_PROBLEM REQUIREMENTS_
Please give the listing underneath again, exactly as shown.

_DATA PROVIDED_
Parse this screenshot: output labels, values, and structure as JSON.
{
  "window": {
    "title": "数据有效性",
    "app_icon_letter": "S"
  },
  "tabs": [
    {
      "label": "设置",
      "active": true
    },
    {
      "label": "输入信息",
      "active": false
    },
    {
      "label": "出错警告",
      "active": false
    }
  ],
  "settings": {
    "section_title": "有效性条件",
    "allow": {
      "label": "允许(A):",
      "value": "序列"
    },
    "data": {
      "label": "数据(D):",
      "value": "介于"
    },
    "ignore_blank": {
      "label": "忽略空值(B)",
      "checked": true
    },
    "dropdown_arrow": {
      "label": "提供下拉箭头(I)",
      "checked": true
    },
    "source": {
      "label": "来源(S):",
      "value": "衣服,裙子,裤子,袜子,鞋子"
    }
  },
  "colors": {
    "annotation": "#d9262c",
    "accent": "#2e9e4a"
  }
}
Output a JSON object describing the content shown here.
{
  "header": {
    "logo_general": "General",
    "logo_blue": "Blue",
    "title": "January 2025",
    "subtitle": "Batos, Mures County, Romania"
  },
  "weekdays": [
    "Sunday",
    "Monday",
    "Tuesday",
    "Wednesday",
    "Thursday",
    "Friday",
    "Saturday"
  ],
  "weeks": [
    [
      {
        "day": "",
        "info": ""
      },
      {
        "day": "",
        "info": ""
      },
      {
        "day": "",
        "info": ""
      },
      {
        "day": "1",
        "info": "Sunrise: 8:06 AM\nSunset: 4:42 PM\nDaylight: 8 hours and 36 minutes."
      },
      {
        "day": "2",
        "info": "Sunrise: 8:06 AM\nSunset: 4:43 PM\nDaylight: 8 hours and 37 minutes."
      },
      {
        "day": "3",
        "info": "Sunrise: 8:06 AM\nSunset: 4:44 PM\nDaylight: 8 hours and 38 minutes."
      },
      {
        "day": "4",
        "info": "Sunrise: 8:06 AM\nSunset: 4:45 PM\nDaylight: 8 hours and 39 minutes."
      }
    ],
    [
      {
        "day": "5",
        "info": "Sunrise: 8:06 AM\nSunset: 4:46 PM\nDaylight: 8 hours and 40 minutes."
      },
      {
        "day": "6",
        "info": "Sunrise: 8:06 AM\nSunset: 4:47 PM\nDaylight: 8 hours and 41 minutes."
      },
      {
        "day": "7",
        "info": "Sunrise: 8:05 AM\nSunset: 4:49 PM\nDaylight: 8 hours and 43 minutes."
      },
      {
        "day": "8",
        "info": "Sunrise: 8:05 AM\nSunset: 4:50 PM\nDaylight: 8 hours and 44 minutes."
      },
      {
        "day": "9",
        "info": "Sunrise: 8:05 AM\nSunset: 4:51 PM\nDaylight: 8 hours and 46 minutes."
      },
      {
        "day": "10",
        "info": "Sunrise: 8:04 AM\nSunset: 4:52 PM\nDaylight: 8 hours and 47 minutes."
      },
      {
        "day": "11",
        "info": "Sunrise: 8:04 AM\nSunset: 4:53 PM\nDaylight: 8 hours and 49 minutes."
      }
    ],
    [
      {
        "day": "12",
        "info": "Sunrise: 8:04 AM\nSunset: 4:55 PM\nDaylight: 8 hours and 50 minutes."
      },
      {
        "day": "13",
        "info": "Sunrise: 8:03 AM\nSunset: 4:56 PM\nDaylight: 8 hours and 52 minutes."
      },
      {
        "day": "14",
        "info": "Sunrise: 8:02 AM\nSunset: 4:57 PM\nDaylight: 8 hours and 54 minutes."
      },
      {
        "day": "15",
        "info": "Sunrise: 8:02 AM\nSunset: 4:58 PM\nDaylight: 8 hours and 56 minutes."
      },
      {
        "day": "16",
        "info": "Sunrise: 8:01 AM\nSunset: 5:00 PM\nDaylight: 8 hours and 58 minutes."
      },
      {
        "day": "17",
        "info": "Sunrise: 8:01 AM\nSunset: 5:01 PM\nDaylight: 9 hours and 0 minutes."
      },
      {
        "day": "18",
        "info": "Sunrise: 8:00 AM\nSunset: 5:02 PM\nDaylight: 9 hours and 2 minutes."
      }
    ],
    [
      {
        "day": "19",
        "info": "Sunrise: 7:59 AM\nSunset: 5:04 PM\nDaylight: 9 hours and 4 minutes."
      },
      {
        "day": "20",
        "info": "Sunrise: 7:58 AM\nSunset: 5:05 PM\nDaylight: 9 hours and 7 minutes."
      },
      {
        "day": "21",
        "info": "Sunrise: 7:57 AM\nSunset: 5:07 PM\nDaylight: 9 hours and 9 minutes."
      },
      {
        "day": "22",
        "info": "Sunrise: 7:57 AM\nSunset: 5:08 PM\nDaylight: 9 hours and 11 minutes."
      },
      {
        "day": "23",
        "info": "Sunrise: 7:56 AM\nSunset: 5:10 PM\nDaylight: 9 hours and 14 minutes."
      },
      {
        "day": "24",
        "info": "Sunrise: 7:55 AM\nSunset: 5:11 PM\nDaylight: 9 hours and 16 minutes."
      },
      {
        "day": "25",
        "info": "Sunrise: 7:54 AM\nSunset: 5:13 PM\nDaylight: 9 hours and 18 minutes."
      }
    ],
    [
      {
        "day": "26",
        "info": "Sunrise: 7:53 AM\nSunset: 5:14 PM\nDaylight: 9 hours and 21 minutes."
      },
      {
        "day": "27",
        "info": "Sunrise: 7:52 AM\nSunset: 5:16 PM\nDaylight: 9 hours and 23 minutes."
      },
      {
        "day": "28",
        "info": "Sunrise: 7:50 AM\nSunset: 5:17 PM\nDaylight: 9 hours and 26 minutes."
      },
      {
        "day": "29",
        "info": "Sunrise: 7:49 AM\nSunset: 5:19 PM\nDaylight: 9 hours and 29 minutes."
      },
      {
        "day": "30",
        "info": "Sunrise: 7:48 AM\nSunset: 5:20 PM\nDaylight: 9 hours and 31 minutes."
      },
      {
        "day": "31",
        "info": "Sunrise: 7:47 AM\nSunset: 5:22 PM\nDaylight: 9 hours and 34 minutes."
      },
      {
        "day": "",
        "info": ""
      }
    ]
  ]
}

_EXERCISE RESULT_
Parse this screenshot: output labels, values, and structure as JSON.
{
  "window": {
    "title": "数据有效性",
    "app_icon_letter": "S"
  },
  "tabs": [
    {
      "label": "设置",
      "active": true
    },
    {
      "label": "输入信息",
      "active": false
    },
    {
      "label": "出错警告",
      "active": false
    }
  ],
  "settings": {
    "section_title": "有效性条件",
    "allow": {
      "label": "允许(A):",
      "value": "序列"
    },
    "data": {
      "label": "数据(D):",
      "value": "介于"
    },
    "ignore_blank": {
      "label": "忽略空值(B)",
      "checked": true
    },
    "dropdown_arrow": {
      "label": "提供下拉箭头(I)",
      "checked": true
    },
    "source": {
      "label": "来源(S):",
      "value": "衣服,裙子,裤子,袜子,鞋子"
    }
  },
  "colors": {
    "annotation": "#d9262c",
    "accent": "#2e9e4a"
  }
}
Output a JSON object describing the content shown here.
{
  "header": {
    "logo_general": "General",
    "logo_blue": "Blue",
    "title": "January 2025",
    "subtitle": "Batos, Mures County, Romania"
  },
  "weekdays": [
    "Sunday",
    "Monday",
    "Tuesday",
    "Wednesday",
    "Thursday",
    "Friday",
    "Saturday"
  ],
  "weeks": [
    [
      {
        "day": "",
        "info": ""
      },
      {
        "day": "",
        "info": ""
      },
      {
        "day": "",
        "info": ""
      },
      {
        "day": "1",
        "info": "Sunrise: 8:06 AM\nSunset: 4:42 PM\nDaylight: 8 hours and 36 minutes."
      },
      {
        "day": "2",
        "info": "Sunrise: 8:06 AM\nSunset: 4:43 PM\nDaylight: 8 hours and 37 minutes."
      },
      {
        "day": "3",
        "info": "Sunrise: 8:06 AM\nSunset: 4:44 PM\nDaylight: 8 hours and 38 minutes."
      },
      {
        "day": "4",
        "info": "Sunrise: 8:06 AM\nSunset: 4:45 PM\nDaylight: 8 hours and 39 minutes."
      }
    ],
    [
      {
        "day": "5",
        "info": "Sunrise: 8:06 AM\nSunset: 4:46 PM\nDaylight: 8 hours and 40 minutes."
      },
      {
        "day": "6",
        "info": "Sunrise: 8:06 AM\nSunset: 4:47 PM\nDaylight: 8 hours and 41 minutes."
      },
      {
        "day": "7",
        "info": "Sunrise: 8:05 AM\nSunset: 4:49 PM\nDaylight: 8 hours and 43 minutes."
      },
      {
        "day": "8",
        "info": "Sunrise: 8:05 AM\nSunset: 4:50 PM\nDaylight: 8 hours and 44 minutes."
      },
      {
        "day": "9",
        "info": "Sunrise: 8:05 AM\nSunset: 4:51 PM\nDaylight: 8 hours and 46 minutes."
      },
      {
        "day": "10",
        "info": "Sunrise: 8:04 AM\nSunset: 4:52 PM\nDaylight: 8 hours and 47 minutes."
      },
      {
        "day": "11",
        "info": "Sunrise: 8:04 AM\nSunset: 4:53 PM\nDaylight: 8 hours and 49 minutes."
      }
    ],
    [
      {
        "day": "12",
        "info": "Sunrise: 8:04 AM\nSunset: 4:55 PM\nDaylight: 8 hours and 50 minutes."
      },
      {
        "day": "13",
        "info": "Sunrise: 8:03 AM\nSunset: 4:56 PM\nDaylight: 8 hours and 52 minutes."
      },
      {
        "day": "14",
        "info": "Sunrise: 8:02 AM\nSunset: 4:57 PM\nDaylight: 8 hours and 54 minutes."
      },
      {
        "day": "15",
        "info": "Sunrise: 8:02 AM\nSunset: 4:58 PM\nDaylight: 8 hours and 56 minutes."
      },
      {
        "day": "16",
        "info": "Sunrise: 8:01 AM\nSunset: 5:00 PM\nDaylight: 8 hours and 58 minutes."
      },
      {
        "day": "17",
        "info": "Sunrise: 8:01 AM\nSunset: 5:01 PM\nDaylight: 9 hours and 0 minutes."
      },
      {
        "day": "18",
        "info": "Sunrise: 8:00 AM\nSunset: 5:02 PM\nDaylight: 9 hours and 2 minutes."
      }
    ],
    [
      {
        "day": "19",
        "info": "Sunrise: 7:59 AM\nSunset: 5:04 PM\nDaylight: 9 hours and 4 minutes."
      },
      {
        "day": "20",
        "info": "Sunrise: 7:58 AM\nSunset: 5:05 PM\nDaylight: 9 hours and 7 minutes."
      },
      {
        "day": "21",
        "info": "Sunrise: 7:57 AM\nSunset: 5:07 PM\nDaylight: 9 hours and 9 minutes."
      },
      {
        "day": "22",
        "info": "Sunrise: 7:57 AM\nSunset: 5:08 PM\nDaylight: 9 hours and 11 minutes."
      },
      {
        "day": "23",
        "info": "Sunrise: 7:56 AM\nSunset: 5:10 PM\nDaylight: 9 hours and 14 minutes."
      },
      {
        "day": "24",
        "info": "Sunrise: 7:55 AM\nSunset: 5:11 PM\nDaylight: 9 hours and 16 minutes."
      },
      {
        "day": "25",
        "info": "Sunrise: 7:54 AM\nSunset: 5:13 PM\nDaylight: 9 hours and 18 minutes."
      }
    ],
    [
      {
        "day": "26",
        "info": "Sunrise: 7:53 AM\nSunset: 5:14 PM\nDaylight: 9 hours and 21 minutes."
      },
      {
        "day": "27",
        "info": "Sunrise: 7:52 AM\nSunset: 5:16 PM\nDaylight: 9 hours and 23 minutes."
      },
      {
        "day": "28",
        "info": "Sunrise: 7:50 AM\nSunset: 5:17 PM\nDaylight: 9 hours and 26 minutes."
      },
      {
        "day": "29",
        "info": "Sunrise: 7:49 AM\nSunset: 5:19 PM\nDaylight: 9 hours and 29 minutes."
      },
      {
        "day": "30",
        "info": "Sunrise: 7:48 AM\nSunset: 5:20 PM\nDaylight: 9 hours and 31 minutes."
      },
      {
        "day": "31",
        "info": "Sunrise: 7:47 AM\nSunset: 5:22 PM\nDaylight: 9 hours and 34 minutes."
      },
      {
        "day": "",
        "info": ""
      }
    ]
  ]
}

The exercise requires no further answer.